Indiana Public Broadcasting and Ball State University’s Bowen Center for Public Affairs have unveiled the results from the 2022 Hoosier Survey. This non-partisan public policy survey is designed to take the pulse of the state regarding the most pressing issues facing Indiana residents and provides policymakers with a measure of public opinion on current issues facing the state and nation.
The full 2022 Hoosier Survey results can be found on the Bowen Center’s website here: bowencenterfor publicaffairs.org/institutes/policy-research/hoosier-survey
“The Bowen Center for Public Affairs is grateful for its partnership with Indiana Public Broadcasting to once again provide the Hoosier Survey—a valuable tool for Hoosiers and state lawmakers,” said Dr. Chad Kinsella, director of the Bowen Center for Public Affairs and associate professor of Political Science at Ball State. “As evidenced once again in the most recent election cycle, the Hoosier Survey is a proven commodity that gets right to the heart of the matters most important to those living and working in our great state.”
This year’s Hoosier Survey featured interviews, conducted by Ironwood Insights Group, Inc., with 600 Indiana adults (age 18 or older). The interviews, which were conducted between Oct. 21 and Nov. 8, 2022, were done by telephone (299)—both by landline (42) and cell phone (257)—and online (301). The margin of sampling error for the complete set of data is ±4.0 percentage points.
Survey topics for the 2022 Hoosier Survey included demographics, approval, abortion, wages/ income, public health, environment, polarization, and civic engagement. Some key takeaways include:
• Indiana Gov. Eric Holcomb (48.7 percent approval rating) remains popular among many Indiana residents, while 58.2 percent of Hoosiers disapprove of the overall job of President Joe Biden.

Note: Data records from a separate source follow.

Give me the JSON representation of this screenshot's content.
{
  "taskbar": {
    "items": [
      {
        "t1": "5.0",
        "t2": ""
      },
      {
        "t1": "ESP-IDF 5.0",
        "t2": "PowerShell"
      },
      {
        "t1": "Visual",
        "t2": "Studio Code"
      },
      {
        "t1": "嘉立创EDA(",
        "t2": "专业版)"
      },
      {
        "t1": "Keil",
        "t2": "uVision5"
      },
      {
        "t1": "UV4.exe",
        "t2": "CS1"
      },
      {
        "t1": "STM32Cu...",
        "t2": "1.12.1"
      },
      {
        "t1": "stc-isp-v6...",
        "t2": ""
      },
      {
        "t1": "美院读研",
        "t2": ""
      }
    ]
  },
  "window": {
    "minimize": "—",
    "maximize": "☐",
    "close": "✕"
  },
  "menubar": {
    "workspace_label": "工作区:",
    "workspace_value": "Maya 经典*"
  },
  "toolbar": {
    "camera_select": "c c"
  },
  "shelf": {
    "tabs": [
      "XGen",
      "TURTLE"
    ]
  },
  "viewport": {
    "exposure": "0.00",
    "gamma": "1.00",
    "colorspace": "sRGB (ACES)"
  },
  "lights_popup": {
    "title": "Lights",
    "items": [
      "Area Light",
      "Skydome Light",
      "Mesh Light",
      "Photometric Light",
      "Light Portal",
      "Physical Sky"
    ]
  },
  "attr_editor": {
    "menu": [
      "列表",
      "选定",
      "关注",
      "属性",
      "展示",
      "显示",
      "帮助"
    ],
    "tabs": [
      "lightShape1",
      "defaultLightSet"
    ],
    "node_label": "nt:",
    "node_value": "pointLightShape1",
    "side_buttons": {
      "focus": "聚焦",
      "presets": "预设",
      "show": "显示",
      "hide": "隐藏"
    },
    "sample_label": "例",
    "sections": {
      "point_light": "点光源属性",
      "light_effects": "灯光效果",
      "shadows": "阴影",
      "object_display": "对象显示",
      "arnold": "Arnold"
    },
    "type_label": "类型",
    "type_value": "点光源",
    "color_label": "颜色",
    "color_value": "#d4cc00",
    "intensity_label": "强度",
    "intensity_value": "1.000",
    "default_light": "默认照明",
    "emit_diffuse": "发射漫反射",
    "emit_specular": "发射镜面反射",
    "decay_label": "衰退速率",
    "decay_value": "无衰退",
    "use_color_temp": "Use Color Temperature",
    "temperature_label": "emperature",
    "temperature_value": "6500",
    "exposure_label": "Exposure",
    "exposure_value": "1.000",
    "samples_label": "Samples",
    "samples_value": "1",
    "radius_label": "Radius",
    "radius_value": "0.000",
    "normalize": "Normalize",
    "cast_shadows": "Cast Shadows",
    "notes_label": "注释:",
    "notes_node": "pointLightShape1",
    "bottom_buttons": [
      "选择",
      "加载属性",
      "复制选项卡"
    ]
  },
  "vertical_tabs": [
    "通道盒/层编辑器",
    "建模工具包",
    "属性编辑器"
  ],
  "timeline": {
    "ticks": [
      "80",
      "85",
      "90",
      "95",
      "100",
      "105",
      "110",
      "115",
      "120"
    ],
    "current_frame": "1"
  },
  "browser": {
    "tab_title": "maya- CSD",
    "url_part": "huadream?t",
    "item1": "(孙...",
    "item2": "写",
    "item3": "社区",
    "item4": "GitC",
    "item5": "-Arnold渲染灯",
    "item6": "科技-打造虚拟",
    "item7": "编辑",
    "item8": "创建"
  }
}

• A majority of Hoosiers surveyed (56.7 percent) believe abortion should be legal in all or most cases. Most Hoosiers—more than 76 percent—find abortion to be an important or at least somewhat important issue. Given this, Hoosier voters were almost even split on whether they would vote for a candidate that has a different stance on this issue, with 48 percent saying they would not and 52 percent saying they would or might still vote for such a candidate.
• Mirroring public opinion across several states and the nation, Hoosier views on marijuana are favorable, with more than 85 percent of respondents saying that marijuana should be legal in some form, and only 15 percent of respondents saying it should be illegal.
• Concern for the environment seems to be high—to the point where 51.2 percent of Hoosiers believe protecting the environment should take precedence over economic growth.
A first-of-its-kind public policy survey for the Bowen Center for Public Affairs, the inaugural Hoosier Survey was conducted in 2008. Several demographics are collected with each survey, including gender, political party, ideology, age, education, race, income, and religious service attendance.
Founded in March 2007, the Bowen Center for Public Affairs is a freestanding center at Ball State University in the College of Sciences and Humanities and is allied with the Department of Political Science. The center honors the integrity and leadership of Dr. Otis R. Bowen, the 44th Governor of Indiana and the 16th Secretary of Health and Human Services under President Ronald Reagan.
Advancing the ideals of civic literacy, community involvement, and public service embodied by Dr. Bowen’s career, the center provides networking, training, and research opportunities through its three institutes: Bowen Institute on Political Participation; Institute for Public Service; and Institute for Policy Research.